> WORK REQUEST
Your answer is a copy of every line in the records where "Suresh" appears.

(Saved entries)

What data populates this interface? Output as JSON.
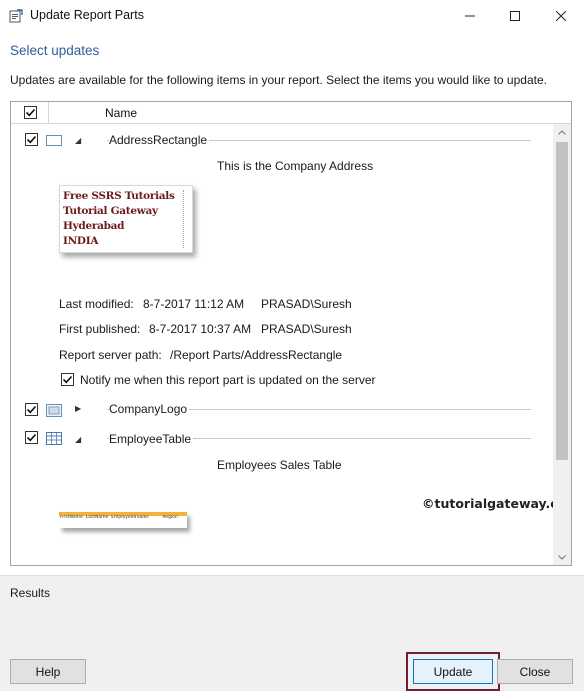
{
  "window": {
    "title": "Update Report Parts",
    "controls": {
      "minimize": "—",
      "maximize": "☐",
      "close": "✕"
    }
  },
  "heading": "Select updates",
  "description": "Updates are available for the following items in your report. Select the items you would like to update.",
  "list": {
    "header": {
      "name_label": "Name",
      "select_all_checked": true
    },
    "items": [
      {
        "name": "AddressRectangle",
        "checked": true,
        "expanded": true,
        "icon": "rectangle-icon",
        "caption": "This is the Company Address",
        "preview_lines": [
          "Free SSRS Tutorials",
          "Tutorial Gateway",
          "Hyderabad",
          "INDIA"
        ],
        "last_modified_label": "Last modified:",
        "last_modified_date": "8-7-2017 11:12 AM",
        "last_modified_user": "PRASAD\\Suresh",
        "first_published_label": "First published:",
        "first_published_date": "8-7-2017 10:37 AM",
        "first_published_user": "PRASAD\\Suresh",
        "server_path_label": "Report server path:",
        "server_path": "/Report Parts/AddressRectangle",
        "notify_label": "Notify me when this report part is updated on the server",
        "notify_checked": true
      },
      {
        "name": "CompanyLogo",
        "checked": true,
        "expanded": false,
        "icon": "image-icon"
      },
      {
        "name": "EmployeeTable",
        "checked": true,
        "expanded": true,
        "icon": "table-icon",
        "caption": "Employees Sales Table",
        "preview_cells": [
          "FirstName",
          "LastName",
          "EmployeeID",
          "Sales",
          "Region"
        ]
      }
    ]
  },
  "watermark": "©tutorialgateway.org",
  "results": {
    "label": "Results"
  },
  "buttons": {
    "help": "Help",
    "update": "Update",
    "close": "Close"
  },
  "colors": {
    "heading": "#2e5e98",
    "update_highlight": "#6b1f3a",
    "preview_text": "#6b1a1a",
    "table_band": "#f2b33c"
  }
}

> SOLUTION FOR THIS EXERCISE
        "last_modified_user": "PRASAD\\Suresh",
        "first_published_user": "PRASAD\\Suresh",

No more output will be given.